*WORK REQUEST*:
Write out each line of the material below exactly as given.

*RAW DATA*:
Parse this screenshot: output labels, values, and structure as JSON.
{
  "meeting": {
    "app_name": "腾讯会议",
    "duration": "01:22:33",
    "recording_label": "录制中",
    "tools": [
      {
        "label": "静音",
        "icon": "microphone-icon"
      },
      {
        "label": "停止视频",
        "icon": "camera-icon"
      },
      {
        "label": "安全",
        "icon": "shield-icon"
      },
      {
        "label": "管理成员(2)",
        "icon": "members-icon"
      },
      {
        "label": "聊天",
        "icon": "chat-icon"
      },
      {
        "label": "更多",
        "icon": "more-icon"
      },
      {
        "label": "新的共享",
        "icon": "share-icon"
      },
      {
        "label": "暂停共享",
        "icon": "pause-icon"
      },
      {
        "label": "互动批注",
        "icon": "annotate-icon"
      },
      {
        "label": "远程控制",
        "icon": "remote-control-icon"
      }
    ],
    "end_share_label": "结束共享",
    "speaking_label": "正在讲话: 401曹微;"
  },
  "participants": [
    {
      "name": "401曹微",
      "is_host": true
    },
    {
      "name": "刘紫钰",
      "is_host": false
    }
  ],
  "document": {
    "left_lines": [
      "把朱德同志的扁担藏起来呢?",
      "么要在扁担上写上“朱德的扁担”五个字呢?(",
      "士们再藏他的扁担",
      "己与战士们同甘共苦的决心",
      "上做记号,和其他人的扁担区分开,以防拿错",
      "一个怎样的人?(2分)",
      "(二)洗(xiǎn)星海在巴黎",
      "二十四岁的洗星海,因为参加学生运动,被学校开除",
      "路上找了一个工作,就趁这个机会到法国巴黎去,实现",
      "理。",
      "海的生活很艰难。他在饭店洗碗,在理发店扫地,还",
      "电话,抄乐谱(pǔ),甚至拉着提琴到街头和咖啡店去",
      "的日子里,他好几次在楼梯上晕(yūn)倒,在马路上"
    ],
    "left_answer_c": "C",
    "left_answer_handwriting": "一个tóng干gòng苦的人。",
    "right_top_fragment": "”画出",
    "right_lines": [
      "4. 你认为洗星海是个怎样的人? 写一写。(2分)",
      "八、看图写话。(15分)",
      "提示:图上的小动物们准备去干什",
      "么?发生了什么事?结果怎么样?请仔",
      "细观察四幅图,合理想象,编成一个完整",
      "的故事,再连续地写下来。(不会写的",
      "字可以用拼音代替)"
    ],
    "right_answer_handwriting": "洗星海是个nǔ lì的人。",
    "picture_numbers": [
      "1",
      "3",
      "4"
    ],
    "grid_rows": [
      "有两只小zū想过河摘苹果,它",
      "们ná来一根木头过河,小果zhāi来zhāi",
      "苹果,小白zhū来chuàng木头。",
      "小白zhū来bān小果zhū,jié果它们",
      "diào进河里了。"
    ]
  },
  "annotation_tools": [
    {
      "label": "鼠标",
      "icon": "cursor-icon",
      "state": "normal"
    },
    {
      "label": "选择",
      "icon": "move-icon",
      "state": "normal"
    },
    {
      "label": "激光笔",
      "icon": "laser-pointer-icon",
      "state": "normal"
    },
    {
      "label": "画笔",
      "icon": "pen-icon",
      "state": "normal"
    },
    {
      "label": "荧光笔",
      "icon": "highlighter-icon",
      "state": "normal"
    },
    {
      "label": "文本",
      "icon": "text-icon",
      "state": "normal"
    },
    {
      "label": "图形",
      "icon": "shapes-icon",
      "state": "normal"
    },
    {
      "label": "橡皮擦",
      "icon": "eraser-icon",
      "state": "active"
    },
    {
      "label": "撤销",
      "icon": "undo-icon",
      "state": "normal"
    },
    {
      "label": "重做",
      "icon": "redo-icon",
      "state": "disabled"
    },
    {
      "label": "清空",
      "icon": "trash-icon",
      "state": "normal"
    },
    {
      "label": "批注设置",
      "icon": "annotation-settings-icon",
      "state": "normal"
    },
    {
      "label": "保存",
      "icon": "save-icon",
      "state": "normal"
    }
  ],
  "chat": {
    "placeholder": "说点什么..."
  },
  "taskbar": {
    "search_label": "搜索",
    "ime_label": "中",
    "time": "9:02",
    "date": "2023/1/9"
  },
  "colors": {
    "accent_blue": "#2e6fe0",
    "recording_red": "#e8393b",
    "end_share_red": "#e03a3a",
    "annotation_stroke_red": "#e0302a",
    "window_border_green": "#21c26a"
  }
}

*EXERCISE RESPONSE*:
Parse this screenshot: output labels, values, and structure as JSON.
{
  "meeting": {
    "app_name": "腾讯会议",
    "duration": "01:22:33",
    "recording_label": "录制中",
    "tools": [
      {
        "label": "静音",
        "icon": "microphone-icon"
      },
      {
        "label": "停止视频",
        "icon": "camera-icon"
      },
      {
        "label": "安全",
        "icon": "shield-icon"
      },
      {
        "label": "管理成员(2)",
        "icon": "members-icon"
      },
      {
        "label": "聊天",
        "icon": "chat-icon"
      },
      {
        "label": "更多",
        "icon": "more-icon"
      },
      {
        "label": "新的共享",
        "icon": "share-icon"
      },
      {
        "label": "暂停共享",
        "icon": "pause-icon"
      },
      {
        "label": "互动批注",
        "icon": "annotate-icon"
      },
      {
        "label": "远程控制",
        "icon": "remote-control-icon"
      }
    ],
    "end_share_label": "结束共享",
    "speaking_label": "正在讲话: 401曹微;"
  },
  "participants": [
    {
      "name": "401曹微",
      "is_host": true
    },
    {
      "name": "刘紫钰",
      "is_host": false
    }
  ],
  "document": {
    "left_lines": [
      "把朱德同志的扁担藏起来呢?",
      "么要在扁担上写上“朱德的扁担”五个字呢?(",
      "士们再藏他的扁担",
      "己与战士们同甘共苦的决心",
      "上做记号,和其他人的扁担区分开,以防拿错",
      "一个怎样的人?(2分)",
      "(二)洗(xiǎn)星海在巴黎",
      "二十四岁的洗星海,因为参加学生运动,被学校开除",
      "路上找了一个工作,就趁这个机会到法国巴黎去,实现",
      "理。",
      "海的生活很艰难。他在饭店洗碗,在理发店扫地,还",
      "电话,抄乐谱(pǔ),甚至拉着提琴到街头和咖啡店去",
      "的日子里,他好几次在楼梯上晕(yūn)倒,在马路上"
    ],
    "left_answer_c": "C",
    "left_answer_handwriting": "一个tóng干gòng苦的人。",
    "right_top_fragment": "”画出",
    "right_lines": [
      "4. 你认为洗星海是个怎样的人? 写一写。(2分)",
      "八、看图写话。(15分)",
      "提示:图上的小动物们准备去干什",
      "么?发生了什么事?结果怎么样?请仔",
      "细观察四幅图,合理想象,编成一个完整",
      "的故事,再连续地写下来。(不会写的",
      "字可以用拼音代替)"
    ],
    "right_answer_handwriting": "洗星海是个nǔ lì的人。",
    "picture_numbers": [
      "1",
      "3",
      "4"
    ],
    "grid_rows": [
      "有两只小zū想过河摘苹果,它",
      "们ná来一根木头过河,小果zhāi来zhāi",
      "苹果,小白zhū来chuàng木头。",
      "小白zhū来bān小果zhū,jié果它们",
      "diào进河里了。"
    ]
  },
  "annotation_tools": [
    {
      "label": "鼠标",
      "icon": "cursor-icon",
      "state": "normal"
    },
    {
      "label": "选择",
      "icon": "move-icon",
      "state": "normal"
    },
    {
      "label": "激光笔",
      "icon": "laser-pointer-icon",
      "state": "normal"
    },
    {
      "label": "画笔",
      "icon": "pen-icon",
      "state": "normal"
    },
    {
      "label": "荧光笔",
      "icon": "highlighter-icon",
      "state": "normal"
    },
    {
      "label": "文本",
      "icon": "text-icon",
      "state": "normal"
    },
    {
      "label": "图形",
      "icon": "shapes-icon",
      "state": "normal"
    },
    {
      "label": "橡皮擦",
      "icon": "eraser-icon",
      "state": "active"
    },
    {
      "label": "撤销",
      "icon": "undo-icon",
      "state": "normal"
    },
    {
      "label": "重做",
      "icon": "redo-icon",
      "state": "disabled"
    },
    {
      "label": "清空",
      "icon": "trash-icon",
      "state": "normal"
    },
    {
      "label": "批注设置",
      "icon": "annotation-settings-icon",
      "state": "normal"
    },
    {
      "label": "保存",
      "icon": "save-icon",
      "state": "normal"
    }
  ],
  "chat": {
    "placeholder": "说点什么..."
  },
  "taskbar": {
    "search_label": "搜索",
    "ime_label": "中",
    "time": "9:02",
    "date": "2023/1/9"
  },
  "colors": {
    "accent_blue": "#2e6fe0",
    "recording_red": "#e8393b",
    "end_share_red": "#e03a3a",
    "annotation_stroke_red": "#e0302a",
    "window_border_green": "#21c26a"
  }
}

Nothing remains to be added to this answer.